● **PROBLEM**: Tally how many lines in the material include the word "data", then give that figure by itself.

● **PROVIDED MATERIAL**:
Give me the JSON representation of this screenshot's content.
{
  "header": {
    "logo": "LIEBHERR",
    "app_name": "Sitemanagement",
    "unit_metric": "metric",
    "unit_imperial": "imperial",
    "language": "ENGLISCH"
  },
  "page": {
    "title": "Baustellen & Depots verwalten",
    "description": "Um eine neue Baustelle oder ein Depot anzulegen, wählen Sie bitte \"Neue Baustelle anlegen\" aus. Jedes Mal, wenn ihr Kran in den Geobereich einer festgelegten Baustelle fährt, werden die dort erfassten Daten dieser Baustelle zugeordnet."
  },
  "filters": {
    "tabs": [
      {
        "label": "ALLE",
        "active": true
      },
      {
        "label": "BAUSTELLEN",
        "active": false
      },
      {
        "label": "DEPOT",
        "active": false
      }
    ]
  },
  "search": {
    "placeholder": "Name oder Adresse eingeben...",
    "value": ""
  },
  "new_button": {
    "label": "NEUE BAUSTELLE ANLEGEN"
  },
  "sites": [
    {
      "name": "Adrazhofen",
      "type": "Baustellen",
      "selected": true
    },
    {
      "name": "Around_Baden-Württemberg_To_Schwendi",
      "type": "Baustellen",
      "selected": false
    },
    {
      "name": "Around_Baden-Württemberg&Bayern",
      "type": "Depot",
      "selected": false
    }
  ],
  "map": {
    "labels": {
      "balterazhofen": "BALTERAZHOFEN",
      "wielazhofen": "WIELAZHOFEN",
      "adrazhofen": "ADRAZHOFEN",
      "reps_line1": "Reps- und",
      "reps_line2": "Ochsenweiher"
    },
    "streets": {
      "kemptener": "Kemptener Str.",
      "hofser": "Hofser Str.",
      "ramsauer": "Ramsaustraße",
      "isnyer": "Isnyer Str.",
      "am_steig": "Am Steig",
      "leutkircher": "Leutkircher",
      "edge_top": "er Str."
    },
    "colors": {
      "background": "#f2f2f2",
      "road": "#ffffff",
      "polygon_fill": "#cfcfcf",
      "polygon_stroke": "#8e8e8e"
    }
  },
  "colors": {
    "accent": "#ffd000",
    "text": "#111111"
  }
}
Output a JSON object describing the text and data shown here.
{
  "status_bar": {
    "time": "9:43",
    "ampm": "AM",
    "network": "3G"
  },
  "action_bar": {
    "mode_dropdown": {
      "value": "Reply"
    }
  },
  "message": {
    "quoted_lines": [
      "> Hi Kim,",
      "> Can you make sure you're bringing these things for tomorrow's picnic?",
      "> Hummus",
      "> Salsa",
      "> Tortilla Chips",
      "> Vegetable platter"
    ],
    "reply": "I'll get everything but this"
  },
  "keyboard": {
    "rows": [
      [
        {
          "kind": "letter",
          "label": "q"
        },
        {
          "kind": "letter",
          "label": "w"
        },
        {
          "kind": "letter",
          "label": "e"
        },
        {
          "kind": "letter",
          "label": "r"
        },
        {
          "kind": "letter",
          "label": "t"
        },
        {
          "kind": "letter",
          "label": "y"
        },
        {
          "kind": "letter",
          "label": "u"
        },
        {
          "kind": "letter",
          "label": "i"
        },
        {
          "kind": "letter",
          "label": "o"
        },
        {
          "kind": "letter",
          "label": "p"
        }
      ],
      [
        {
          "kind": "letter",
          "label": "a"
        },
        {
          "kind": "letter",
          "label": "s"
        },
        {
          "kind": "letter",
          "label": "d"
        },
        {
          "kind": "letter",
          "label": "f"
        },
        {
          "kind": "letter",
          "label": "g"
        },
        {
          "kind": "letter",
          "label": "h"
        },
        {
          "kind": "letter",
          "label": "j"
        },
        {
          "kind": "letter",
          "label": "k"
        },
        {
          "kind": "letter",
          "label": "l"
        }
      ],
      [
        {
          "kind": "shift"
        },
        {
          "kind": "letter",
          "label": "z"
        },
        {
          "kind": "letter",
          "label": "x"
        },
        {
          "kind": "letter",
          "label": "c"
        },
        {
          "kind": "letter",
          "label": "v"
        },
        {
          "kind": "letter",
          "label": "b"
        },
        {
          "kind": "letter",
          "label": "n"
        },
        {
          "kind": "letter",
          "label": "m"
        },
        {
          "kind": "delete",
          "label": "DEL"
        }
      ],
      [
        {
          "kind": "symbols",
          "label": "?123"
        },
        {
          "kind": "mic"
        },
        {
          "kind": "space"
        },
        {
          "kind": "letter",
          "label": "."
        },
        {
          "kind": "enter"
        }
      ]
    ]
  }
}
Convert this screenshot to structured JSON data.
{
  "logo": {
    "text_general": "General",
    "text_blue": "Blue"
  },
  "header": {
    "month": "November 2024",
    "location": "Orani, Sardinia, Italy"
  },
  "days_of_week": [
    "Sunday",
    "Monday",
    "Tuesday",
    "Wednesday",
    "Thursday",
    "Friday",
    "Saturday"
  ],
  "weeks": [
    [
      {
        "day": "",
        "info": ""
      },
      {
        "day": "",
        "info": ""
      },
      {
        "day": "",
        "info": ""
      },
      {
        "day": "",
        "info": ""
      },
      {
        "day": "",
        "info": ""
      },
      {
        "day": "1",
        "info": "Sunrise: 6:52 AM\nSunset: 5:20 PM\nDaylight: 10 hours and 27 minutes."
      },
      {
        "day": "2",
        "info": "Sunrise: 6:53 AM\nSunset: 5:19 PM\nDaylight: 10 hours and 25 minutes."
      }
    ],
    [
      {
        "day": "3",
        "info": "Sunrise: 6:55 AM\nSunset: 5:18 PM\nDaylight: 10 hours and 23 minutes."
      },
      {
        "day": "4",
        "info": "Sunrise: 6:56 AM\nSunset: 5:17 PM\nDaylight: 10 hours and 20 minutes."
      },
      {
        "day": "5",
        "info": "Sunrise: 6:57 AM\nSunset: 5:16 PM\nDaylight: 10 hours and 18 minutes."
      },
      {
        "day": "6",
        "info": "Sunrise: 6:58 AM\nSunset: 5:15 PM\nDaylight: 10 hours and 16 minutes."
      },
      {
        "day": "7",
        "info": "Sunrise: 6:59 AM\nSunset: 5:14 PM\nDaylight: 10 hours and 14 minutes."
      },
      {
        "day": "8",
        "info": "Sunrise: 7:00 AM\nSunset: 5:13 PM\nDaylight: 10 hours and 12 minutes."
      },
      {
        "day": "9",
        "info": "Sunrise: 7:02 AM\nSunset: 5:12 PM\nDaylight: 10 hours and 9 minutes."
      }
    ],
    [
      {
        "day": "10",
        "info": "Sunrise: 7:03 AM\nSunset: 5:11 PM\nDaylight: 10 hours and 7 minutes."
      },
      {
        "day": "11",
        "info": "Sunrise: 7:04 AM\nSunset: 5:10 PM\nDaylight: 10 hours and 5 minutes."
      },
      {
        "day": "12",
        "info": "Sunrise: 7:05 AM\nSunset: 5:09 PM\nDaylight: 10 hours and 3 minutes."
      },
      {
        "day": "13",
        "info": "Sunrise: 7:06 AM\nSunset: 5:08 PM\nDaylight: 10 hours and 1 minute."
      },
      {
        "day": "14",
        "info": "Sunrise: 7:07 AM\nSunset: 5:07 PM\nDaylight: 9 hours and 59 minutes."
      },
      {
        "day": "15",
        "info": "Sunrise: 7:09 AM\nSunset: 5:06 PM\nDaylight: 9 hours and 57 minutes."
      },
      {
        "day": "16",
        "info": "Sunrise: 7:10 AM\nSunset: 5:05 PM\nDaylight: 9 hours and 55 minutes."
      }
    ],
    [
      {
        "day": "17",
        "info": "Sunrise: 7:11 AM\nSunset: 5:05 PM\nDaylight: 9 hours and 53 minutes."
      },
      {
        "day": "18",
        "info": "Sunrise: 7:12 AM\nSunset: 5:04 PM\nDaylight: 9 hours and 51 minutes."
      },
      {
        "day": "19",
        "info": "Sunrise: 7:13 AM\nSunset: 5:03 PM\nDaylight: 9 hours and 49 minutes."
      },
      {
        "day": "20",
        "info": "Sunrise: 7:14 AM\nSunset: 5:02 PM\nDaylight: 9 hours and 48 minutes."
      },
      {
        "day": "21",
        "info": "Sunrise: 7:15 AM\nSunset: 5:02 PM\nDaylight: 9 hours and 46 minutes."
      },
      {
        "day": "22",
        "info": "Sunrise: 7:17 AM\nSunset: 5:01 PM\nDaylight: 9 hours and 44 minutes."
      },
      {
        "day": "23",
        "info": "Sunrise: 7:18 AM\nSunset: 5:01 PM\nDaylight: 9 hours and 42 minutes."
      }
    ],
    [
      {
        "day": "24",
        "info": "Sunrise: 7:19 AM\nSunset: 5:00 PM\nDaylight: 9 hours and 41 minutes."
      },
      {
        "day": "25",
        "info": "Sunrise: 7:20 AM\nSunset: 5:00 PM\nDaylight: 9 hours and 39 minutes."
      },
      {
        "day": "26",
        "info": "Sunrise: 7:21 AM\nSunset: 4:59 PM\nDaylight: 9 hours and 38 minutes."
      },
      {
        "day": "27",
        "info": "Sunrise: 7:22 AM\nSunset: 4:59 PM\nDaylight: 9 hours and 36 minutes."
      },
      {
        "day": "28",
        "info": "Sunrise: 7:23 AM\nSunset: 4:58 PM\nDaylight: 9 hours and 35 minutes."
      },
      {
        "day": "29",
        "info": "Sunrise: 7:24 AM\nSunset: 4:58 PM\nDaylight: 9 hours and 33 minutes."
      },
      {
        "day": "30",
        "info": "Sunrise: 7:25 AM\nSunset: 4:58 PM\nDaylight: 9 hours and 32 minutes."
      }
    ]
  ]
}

● **RESPONSE AREA**: 2